All this bloody history swirled around Franciszka Halamajowa as she tended her fruit trees, chickens and pigs. Ukrainians knocked on her door and told her to leave. Sokal was now Ukrainian territory, and no longer safe for a Polish woman alone with a young daughter. Nazis could kill Poles for infractions so minor as owning a radio. Poles were regularly rounded up and sent to slave labor or concentration camps. Any aid given to any Jew, even something so simple as offering a drink of water, was a , not just for the one giving the aid, but for her entire family. This punishment was unique to Poland. Miep Gies, who aided Anne Frank in Holland, for example, survived betrayal and discovery. One list of Poles killed for helping Jews includes . No doubt many more were killed but their accounts cannot be documented.
Jews escaping a Nazi aktion asked Halamajowa for help. reports that Halamajowa and her daughter Helena "believed that it was G-d who had brought the Jewish refugees to their door to test their faith. They considered it their religious duty to protect the Jewish refugees, and never demanded payment of any kind." It was not until after the war that the Jews Halamajowa was hiding in a pigsty discovered that she had another Jewish family hiding in a specially built dugout under her kitchen floor. Indeed, Halamajowa was also hiding a renegade German soldier in her attic. He did not want to participate in Nazi killing.
Poles under Nazism were poor and hungry. That Halamajowa was able to feed herself, her daughter, and all of her charges calls to mind the miracle of the loaves and fishes. She had to dispose of hidden people's waste without attracting German suspicion, or the suspicion of neighbors eager to receive a reward or even just personal safety in exchange for collaboration. In the documentary, one neighbor says, "We all knew but no one said anything." In fact one neighbor did confront Halamajowa and tell her that he knew she was sheltering Jews. This could have resulted in death. Instead he asked to see the hiding Jews, recognized a kindly doctor, and remained mum.
The horrors of Nazi occupation are brought home in an almost unbearably painful portion of the documentary. One of the Jewish children couldn't stop crying. The sound of her sobs might have betrayed other people and guaranteed their death. The doctor had a dose of deadly poison. Everyone, including the girl's own mother, decided that she had to be forced to swallow it. I will let you discover what happens when you watch the documentary yourself.
After the war, Halamajowa, an ethnic Pole, for her own safety, had to leave her home in Sokal and travel to Poland, as it existed within its new, post-war borders. She died in 1960, in a Poland still ruled by occupying Soviet Russians.

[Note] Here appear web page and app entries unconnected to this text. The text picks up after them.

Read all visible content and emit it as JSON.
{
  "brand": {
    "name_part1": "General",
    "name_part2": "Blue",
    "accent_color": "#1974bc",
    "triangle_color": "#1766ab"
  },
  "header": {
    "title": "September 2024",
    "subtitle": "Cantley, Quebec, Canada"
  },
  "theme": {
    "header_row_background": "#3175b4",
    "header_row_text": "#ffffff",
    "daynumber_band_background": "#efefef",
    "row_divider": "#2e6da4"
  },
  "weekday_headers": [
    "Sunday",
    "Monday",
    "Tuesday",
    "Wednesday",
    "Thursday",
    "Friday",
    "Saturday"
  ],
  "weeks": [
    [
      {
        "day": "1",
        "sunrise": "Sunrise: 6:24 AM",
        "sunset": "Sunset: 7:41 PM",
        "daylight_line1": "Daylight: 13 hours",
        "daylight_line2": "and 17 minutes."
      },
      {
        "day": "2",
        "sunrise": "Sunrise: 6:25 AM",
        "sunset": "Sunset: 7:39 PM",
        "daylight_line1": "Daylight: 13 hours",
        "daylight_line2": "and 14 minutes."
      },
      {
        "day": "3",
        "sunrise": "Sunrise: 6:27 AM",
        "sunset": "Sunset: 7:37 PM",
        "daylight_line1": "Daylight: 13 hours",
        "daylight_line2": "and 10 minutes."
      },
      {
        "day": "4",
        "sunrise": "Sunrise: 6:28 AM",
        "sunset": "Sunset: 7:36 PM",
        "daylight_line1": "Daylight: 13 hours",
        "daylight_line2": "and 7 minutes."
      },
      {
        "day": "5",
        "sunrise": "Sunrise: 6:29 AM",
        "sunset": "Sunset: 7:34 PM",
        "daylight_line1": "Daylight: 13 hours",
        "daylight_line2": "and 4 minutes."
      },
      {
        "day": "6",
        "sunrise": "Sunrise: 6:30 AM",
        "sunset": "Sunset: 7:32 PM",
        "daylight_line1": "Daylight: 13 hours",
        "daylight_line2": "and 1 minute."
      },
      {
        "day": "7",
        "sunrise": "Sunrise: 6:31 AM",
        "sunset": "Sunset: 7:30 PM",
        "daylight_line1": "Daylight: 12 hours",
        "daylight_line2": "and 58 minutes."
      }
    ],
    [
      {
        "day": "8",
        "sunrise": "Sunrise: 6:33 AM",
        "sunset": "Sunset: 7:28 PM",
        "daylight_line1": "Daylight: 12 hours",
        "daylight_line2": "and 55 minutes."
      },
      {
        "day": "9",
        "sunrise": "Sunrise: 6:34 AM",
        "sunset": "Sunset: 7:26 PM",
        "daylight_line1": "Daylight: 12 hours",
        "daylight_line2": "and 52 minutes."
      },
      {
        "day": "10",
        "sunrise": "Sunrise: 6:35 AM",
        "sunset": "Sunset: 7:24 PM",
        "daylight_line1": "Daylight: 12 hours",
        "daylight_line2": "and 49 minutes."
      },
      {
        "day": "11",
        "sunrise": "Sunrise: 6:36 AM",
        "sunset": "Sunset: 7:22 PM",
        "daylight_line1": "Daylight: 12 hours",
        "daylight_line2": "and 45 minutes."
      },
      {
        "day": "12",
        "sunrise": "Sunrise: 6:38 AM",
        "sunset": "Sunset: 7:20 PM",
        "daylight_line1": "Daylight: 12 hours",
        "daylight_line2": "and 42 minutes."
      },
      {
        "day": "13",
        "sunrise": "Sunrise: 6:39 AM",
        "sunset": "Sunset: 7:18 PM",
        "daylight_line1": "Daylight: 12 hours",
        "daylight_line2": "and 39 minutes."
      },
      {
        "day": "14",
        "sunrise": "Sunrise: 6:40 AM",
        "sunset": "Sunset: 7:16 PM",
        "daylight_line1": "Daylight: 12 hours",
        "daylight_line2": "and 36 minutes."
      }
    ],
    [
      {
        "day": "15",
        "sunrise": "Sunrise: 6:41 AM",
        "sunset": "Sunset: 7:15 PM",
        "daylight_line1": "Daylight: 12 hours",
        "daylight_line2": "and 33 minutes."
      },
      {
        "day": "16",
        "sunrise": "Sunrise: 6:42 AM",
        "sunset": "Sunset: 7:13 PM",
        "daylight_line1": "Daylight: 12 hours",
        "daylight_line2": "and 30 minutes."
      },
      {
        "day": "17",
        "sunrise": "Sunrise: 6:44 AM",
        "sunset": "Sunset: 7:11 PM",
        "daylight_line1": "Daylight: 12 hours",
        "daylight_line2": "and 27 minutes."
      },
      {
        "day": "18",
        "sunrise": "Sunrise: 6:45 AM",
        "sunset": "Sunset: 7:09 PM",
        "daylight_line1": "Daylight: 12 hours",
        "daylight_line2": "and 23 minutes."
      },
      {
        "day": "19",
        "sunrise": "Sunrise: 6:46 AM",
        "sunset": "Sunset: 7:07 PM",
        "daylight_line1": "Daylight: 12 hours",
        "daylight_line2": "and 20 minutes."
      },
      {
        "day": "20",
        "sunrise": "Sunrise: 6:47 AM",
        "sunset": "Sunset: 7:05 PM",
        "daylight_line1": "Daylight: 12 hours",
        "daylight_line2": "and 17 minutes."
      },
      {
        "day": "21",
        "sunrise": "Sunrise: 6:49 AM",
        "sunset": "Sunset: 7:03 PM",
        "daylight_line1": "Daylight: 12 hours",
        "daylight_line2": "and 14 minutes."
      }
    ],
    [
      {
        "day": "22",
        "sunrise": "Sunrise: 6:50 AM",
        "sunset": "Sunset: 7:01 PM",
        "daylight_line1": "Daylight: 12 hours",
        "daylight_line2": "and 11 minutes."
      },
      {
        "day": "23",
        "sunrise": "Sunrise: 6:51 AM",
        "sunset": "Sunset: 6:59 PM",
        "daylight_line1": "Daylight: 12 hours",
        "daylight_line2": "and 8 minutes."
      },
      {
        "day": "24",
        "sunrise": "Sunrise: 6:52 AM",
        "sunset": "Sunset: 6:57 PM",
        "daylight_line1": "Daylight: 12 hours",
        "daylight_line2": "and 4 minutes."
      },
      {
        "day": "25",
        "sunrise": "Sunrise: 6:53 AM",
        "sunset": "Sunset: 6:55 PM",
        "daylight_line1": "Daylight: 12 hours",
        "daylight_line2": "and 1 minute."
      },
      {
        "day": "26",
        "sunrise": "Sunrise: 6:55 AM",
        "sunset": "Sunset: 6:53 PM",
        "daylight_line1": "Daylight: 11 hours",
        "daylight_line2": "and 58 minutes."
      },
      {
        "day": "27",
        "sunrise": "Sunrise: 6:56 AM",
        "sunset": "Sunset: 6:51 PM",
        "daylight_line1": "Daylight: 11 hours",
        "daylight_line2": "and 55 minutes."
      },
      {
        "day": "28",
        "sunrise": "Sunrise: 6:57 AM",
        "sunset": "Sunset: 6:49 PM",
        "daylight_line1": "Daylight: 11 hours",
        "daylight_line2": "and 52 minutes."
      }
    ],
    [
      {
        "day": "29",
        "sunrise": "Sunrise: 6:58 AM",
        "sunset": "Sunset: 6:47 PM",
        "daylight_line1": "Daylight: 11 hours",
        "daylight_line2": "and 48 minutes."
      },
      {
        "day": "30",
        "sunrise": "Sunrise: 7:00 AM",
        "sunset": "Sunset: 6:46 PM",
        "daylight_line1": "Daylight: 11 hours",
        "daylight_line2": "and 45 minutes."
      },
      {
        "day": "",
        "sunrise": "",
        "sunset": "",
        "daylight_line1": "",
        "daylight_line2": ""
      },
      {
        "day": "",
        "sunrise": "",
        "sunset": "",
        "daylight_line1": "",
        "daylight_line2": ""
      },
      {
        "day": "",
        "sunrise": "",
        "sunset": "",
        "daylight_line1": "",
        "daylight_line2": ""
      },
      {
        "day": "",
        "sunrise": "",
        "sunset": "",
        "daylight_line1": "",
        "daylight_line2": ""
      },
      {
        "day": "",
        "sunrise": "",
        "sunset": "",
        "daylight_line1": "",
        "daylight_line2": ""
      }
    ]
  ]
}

In fact just four years before Halamajowa's death, in 1956, 100,000 Poles faced off against 400 tanks and 10,000 soldiers. Shots were fired and perhaps a hundred Poles died, including one 13-year-old boy. Such demonstrations would continue until 1989, when the Berlin Wall finally fell. No. 4 Street of Our Lady is a worthy tribute to a woman of peerless heroism.
Self-examination and self-criticism are foundational in the West. They are rooted in the Judeo-Christian concepts of . This is an invaluable concept in our culture that has prompted our progress. Of course I want young people to learn about American racism, priestly sex abuse, and those Poles who committed acts of violence against Jews. But that's not enough. Let them also learn about heroes like Hesburgh and Halamajowa.
Danusha Goska is the author of .
This piece first appeared at Front Page Magazine here